Go through the data below and copy each line that includes "labels".
****************
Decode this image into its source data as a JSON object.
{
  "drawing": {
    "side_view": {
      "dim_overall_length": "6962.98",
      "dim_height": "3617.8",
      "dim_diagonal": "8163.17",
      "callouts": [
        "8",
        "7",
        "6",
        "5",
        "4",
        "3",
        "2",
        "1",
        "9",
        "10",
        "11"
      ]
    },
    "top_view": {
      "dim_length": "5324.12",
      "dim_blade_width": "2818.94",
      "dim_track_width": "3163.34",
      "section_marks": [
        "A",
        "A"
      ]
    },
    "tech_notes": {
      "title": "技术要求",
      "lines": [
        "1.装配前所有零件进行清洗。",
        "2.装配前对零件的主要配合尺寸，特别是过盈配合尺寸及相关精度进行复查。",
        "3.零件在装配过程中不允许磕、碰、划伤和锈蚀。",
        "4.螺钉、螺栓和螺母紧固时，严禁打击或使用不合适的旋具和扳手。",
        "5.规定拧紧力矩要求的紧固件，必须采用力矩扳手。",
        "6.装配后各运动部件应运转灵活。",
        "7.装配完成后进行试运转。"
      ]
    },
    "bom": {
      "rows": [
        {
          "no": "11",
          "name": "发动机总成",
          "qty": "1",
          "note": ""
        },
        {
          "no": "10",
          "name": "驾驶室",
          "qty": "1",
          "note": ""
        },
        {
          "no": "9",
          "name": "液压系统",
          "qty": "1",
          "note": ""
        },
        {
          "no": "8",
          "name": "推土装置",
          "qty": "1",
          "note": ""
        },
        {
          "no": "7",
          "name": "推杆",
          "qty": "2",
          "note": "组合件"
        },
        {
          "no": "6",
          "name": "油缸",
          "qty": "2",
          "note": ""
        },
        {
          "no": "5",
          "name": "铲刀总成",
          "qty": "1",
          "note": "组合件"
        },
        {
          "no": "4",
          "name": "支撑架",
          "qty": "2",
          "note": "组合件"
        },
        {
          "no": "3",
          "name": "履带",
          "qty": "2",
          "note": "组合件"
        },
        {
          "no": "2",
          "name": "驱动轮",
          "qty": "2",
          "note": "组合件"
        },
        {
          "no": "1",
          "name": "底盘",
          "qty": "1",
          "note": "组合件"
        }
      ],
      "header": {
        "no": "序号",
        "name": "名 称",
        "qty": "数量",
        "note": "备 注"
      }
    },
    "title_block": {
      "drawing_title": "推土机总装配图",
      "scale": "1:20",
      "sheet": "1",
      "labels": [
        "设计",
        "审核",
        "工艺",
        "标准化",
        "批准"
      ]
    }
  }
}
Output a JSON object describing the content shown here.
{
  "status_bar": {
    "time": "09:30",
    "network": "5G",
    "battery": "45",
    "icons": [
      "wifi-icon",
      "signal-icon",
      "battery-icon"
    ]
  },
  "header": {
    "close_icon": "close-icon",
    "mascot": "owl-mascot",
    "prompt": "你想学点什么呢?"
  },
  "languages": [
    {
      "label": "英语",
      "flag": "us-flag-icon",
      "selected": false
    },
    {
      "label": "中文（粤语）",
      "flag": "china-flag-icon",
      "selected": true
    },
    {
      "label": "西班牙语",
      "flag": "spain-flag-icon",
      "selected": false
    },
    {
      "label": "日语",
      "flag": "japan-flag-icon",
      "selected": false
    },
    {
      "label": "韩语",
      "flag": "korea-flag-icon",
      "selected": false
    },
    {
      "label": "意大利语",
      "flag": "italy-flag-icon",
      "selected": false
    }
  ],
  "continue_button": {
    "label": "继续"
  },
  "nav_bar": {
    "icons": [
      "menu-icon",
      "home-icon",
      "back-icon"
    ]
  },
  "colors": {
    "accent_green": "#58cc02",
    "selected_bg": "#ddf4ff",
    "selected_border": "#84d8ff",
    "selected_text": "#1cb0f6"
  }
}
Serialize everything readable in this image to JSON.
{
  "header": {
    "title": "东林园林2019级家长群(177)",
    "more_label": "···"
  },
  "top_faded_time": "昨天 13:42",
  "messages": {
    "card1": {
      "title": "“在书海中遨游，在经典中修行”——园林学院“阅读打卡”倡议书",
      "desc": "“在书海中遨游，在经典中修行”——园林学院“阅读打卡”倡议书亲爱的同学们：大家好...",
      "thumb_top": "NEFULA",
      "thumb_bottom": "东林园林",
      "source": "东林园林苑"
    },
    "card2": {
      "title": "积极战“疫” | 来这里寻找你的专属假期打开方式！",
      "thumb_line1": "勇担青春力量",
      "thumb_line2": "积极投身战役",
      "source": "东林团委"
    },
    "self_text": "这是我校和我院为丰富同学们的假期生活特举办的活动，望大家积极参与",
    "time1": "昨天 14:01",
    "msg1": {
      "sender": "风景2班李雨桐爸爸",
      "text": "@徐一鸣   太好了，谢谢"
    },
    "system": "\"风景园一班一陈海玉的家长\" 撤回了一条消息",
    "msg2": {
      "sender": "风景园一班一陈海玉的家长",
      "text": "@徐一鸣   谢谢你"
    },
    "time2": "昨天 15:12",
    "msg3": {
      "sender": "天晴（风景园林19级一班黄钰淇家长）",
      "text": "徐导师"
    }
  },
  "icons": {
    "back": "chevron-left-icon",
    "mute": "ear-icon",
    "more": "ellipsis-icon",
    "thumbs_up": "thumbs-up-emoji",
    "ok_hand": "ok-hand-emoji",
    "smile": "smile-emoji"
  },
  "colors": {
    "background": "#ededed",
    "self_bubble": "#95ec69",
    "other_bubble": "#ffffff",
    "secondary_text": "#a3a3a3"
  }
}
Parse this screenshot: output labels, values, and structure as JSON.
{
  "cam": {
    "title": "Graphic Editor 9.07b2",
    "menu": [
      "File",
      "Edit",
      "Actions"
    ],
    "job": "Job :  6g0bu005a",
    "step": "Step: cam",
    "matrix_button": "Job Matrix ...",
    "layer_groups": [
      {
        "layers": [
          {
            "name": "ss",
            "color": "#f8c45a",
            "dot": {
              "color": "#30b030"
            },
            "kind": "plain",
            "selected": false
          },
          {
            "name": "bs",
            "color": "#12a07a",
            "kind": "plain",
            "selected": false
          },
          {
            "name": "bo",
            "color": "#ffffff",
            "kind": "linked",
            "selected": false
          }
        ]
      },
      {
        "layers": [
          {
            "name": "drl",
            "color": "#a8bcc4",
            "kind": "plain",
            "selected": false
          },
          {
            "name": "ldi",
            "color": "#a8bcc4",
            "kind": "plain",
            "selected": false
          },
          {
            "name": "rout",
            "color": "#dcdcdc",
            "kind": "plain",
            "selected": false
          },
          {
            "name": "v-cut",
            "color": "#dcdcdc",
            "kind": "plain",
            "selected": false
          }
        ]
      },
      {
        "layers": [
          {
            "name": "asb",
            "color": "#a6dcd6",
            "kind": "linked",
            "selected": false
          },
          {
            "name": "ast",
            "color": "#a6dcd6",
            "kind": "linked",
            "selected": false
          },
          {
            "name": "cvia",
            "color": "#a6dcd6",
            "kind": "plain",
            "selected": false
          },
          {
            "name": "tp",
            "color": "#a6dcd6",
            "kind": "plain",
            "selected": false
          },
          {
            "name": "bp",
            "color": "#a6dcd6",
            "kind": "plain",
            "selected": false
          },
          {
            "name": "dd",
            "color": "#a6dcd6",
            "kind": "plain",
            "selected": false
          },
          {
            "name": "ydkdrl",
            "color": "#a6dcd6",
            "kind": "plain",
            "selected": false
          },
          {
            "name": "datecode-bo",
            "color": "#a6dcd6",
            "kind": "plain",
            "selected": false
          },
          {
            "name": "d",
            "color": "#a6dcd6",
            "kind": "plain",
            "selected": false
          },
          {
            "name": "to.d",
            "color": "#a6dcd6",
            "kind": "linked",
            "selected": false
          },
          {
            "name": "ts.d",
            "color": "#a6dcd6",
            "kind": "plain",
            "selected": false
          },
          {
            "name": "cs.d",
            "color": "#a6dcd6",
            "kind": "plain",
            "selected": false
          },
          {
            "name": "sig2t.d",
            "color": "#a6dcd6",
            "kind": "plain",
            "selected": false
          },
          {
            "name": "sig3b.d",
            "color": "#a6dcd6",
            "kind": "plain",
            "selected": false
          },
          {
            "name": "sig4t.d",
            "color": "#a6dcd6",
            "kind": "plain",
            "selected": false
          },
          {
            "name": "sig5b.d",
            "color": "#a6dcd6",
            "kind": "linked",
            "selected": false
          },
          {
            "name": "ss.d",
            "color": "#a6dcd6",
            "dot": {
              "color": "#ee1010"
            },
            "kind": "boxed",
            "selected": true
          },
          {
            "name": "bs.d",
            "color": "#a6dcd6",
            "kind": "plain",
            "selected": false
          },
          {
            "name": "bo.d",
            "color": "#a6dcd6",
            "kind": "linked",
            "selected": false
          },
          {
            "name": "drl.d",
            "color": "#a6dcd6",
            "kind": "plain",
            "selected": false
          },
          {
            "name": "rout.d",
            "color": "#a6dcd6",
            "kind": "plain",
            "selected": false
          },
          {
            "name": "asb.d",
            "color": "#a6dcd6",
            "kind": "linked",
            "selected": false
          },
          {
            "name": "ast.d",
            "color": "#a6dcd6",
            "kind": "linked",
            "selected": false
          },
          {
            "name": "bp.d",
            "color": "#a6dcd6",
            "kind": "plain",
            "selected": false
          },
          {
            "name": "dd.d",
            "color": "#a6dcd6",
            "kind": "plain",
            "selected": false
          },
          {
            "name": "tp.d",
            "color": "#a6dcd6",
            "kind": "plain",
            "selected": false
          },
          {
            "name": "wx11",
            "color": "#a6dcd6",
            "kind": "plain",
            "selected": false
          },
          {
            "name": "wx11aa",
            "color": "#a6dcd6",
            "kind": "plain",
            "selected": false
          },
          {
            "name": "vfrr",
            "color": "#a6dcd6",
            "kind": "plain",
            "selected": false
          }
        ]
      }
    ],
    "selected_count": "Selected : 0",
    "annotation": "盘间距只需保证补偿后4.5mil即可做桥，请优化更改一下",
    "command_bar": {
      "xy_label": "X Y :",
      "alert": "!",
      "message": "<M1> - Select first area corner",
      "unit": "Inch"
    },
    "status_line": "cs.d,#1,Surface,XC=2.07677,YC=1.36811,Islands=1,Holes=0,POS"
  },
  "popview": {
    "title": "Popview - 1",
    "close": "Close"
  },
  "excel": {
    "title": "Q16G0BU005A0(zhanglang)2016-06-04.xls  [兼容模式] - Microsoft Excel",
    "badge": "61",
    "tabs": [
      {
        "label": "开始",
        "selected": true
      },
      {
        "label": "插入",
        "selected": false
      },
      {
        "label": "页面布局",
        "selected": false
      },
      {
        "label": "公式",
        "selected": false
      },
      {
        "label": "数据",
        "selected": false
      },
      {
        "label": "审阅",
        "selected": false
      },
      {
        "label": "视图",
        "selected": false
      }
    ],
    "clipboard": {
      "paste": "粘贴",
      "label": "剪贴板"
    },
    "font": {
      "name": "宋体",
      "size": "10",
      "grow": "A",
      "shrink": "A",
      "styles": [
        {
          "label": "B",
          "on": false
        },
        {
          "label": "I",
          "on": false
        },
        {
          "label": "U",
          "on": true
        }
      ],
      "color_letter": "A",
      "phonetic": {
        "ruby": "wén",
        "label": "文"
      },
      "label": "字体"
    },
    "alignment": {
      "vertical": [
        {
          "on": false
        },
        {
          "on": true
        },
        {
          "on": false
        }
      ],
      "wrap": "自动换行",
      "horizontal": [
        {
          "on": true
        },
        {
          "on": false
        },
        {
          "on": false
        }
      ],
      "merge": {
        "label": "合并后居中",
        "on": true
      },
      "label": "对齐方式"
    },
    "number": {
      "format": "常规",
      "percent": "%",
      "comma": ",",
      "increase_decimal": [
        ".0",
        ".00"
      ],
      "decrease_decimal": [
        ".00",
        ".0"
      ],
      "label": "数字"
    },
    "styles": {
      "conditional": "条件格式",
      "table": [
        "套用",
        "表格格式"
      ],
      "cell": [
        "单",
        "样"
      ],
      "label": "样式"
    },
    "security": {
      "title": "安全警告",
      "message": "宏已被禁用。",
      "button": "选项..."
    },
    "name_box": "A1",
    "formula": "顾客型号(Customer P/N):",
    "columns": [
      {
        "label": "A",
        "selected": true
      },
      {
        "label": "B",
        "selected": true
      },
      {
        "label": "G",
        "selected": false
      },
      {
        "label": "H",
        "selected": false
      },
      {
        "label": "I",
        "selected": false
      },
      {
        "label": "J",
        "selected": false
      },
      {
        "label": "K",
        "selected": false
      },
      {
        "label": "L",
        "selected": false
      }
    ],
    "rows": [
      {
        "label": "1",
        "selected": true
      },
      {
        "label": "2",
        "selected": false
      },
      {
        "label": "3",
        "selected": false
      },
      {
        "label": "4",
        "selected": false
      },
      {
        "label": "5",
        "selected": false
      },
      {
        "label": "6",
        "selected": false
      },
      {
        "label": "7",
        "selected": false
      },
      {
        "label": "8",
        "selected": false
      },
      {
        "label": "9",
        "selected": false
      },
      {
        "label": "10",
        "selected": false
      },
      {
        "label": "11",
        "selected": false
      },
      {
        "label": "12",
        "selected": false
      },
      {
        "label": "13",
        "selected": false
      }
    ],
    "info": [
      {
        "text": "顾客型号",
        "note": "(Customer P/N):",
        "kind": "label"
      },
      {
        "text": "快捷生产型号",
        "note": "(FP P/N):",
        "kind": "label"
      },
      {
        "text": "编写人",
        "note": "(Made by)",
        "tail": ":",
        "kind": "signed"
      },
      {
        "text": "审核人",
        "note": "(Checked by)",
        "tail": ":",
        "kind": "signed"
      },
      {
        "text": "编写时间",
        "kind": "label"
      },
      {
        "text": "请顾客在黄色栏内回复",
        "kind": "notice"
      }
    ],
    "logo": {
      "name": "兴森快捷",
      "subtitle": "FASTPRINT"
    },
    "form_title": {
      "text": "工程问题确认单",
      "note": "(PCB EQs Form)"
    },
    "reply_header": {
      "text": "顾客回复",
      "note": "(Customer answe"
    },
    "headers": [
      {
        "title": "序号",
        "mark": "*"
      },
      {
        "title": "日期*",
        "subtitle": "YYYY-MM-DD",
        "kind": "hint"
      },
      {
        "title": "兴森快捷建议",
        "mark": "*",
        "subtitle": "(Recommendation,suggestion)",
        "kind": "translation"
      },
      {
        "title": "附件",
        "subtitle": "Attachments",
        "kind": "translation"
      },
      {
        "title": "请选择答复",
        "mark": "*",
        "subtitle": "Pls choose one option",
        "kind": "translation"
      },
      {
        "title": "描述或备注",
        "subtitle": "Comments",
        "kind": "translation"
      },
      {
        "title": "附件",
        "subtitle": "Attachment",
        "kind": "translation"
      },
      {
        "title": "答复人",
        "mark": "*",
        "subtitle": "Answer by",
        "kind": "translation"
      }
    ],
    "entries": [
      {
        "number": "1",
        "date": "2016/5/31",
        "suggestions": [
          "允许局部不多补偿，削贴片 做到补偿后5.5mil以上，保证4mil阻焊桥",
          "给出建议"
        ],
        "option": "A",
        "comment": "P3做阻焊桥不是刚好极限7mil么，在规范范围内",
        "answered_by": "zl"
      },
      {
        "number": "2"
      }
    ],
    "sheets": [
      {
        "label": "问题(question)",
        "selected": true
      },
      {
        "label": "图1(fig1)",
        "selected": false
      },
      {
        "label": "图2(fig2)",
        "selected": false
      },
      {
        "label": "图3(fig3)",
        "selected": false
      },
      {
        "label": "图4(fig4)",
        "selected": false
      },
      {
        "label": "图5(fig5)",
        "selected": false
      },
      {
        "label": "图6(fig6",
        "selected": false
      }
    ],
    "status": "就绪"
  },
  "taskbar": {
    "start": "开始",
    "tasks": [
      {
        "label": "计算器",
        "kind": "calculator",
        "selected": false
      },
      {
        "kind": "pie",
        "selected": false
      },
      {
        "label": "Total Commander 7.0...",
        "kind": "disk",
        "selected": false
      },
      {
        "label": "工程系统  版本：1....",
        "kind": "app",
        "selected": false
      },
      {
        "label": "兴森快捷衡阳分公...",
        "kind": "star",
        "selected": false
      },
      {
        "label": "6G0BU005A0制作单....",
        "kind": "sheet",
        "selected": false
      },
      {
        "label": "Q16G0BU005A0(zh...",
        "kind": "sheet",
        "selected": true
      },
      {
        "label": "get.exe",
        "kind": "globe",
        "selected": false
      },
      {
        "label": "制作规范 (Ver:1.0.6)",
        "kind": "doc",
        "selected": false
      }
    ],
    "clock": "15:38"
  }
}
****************
## ANSWER SPACE
      "labels": [
Parse this screenshot: output labels, values, and structure as JSON.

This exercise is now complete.